"The new wireless network is RFID-compliant so we can track things going across hospital whether it's valuable equipment or blood or whatever. We're about to put a layer of software across the network to make it much more efficient for clinicians so they'll have single sign-on to multiple systems and session persistence so they can go from using one device to another, leaving the system at a certain point in a patient record and joining it on another device at exactly the same place.
"We'll also have mobile device management so doctors can use tablets and laptops for electronic prescribing."
But IT isn't only being used to address broad issues, and specific targets can be met with an application of new technology.
"Last year one of the targets was that 90% of qualifying patients [by age or illness] needed to be assessed for VTE (deep vein thrombosis) so we incorporated something into our patients record system which not only allows you to do the assessment on the system but also lets you order surgical stockings.

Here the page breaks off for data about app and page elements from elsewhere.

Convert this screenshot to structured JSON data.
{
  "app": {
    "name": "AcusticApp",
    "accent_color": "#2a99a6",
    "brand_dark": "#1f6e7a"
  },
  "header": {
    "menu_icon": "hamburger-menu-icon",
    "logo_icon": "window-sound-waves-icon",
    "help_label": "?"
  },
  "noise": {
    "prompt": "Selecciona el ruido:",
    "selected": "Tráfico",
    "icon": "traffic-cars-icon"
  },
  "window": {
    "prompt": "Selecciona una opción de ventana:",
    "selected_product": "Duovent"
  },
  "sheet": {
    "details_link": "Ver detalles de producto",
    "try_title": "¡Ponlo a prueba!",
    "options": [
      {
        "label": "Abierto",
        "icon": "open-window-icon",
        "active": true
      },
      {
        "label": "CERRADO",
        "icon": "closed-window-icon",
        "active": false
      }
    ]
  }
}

It sounds trivial but it helped make sure we met the target and ensures we deliver better care."
Having all this data on portable devices could post a greater security threat than even the outgoing paper-based systems, but Kingston's wireless network helps guard against any such breaches.

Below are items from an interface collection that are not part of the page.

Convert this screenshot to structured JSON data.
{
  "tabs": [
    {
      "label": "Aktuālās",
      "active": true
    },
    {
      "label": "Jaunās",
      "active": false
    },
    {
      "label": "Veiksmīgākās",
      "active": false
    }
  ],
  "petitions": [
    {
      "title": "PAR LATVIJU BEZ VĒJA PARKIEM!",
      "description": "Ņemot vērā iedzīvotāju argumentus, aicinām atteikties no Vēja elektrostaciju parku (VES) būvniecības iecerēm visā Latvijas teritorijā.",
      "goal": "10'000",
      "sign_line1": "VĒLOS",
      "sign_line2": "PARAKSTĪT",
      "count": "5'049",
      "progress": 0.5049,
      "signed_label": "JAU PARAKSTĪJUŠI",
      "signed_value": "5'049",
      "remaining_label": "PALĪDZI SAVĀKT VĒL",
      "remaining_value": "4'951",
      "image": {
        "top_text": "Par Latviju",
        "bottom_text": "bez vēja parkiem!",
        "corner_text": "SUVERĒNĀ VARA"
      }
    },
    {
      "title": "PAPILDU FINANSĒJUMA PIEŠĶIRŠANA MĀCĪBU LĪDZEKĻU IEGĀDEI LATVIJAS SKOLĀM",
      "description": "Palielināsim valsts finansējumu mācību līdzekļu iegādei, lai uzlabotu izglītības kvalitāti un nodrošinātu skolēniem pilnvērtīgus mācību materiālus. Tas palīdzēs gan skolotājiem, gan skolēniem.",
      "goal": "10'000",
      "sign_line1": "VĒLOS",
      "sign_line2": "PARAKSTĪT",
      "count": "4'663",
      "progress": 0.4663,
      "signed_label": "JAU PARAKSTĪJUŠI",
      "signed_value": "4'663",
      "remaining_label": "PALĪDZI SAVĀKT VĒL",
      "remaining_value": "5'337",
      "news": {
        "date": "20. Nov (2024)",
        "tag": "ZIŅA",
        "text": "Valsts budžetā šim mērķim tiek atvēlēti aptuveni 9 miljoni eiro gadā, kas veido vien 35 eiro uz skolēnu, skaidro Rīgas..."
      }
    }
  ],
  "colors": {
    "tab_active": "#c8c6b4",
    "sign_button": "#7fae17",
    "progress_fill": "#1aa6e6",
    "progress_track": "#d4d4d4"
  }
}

"We can wipe devices remotely, while some of the software doesn't store data on the device so if a device is lost there won't be any patient data on there. There have been scares about lorries dumping patient records in the street, but because of the way we're setting it up it can't happen. Information security is absolutely vital."
As for the spectre of BYOD, Brewer plans to take a cautious approach. "We're going to do it but let's make sure we've got all the controls in place first or mayhem could break out," he warns.

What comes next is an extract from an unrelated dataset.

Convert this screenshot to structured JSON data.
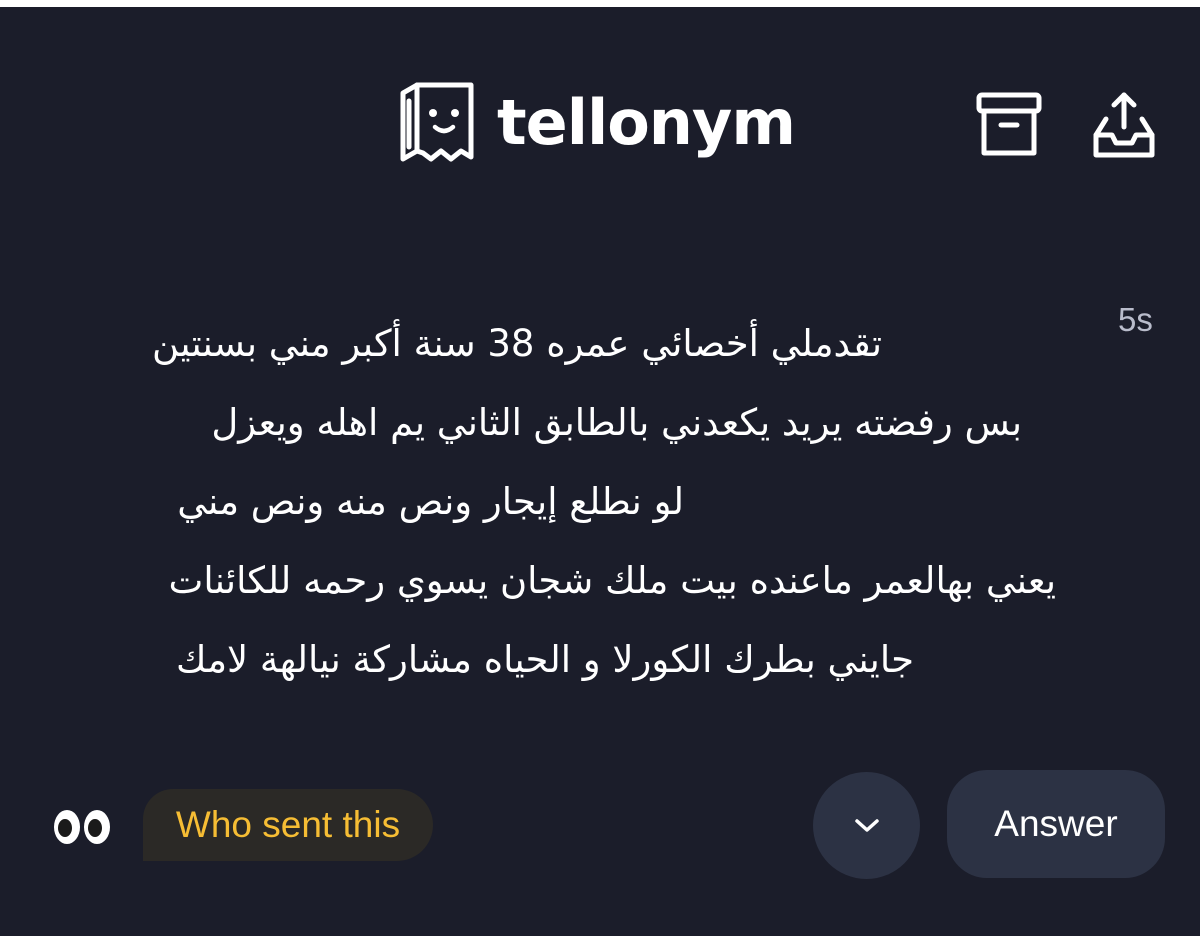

One type of data that is permitted to leave the hospital grounds is patient notes, now increasingly delivered electronically to GPs' surgeries across the Kingston area. These are being dictated digitally too, using the BigHand speech recognition system to reduce bottlenecks caused by delays in typing up patients' notes, waiting for the doctor's signature and the postal service itself. The next step will be to reverse that flow of information by making GPs' referrals electronic, and again Brewer is comparing notes with fellow NHS CIOs.
"[Connectivity with GPs] is something that King's College Hospital has done. We can talk to them and learn from them. There used to be a lot of reinventing the wheel but that's reduced enormously in the 10 or 12 years I've been here and that can only be a good thing.
Sign up for MIS Asia eNewsletters.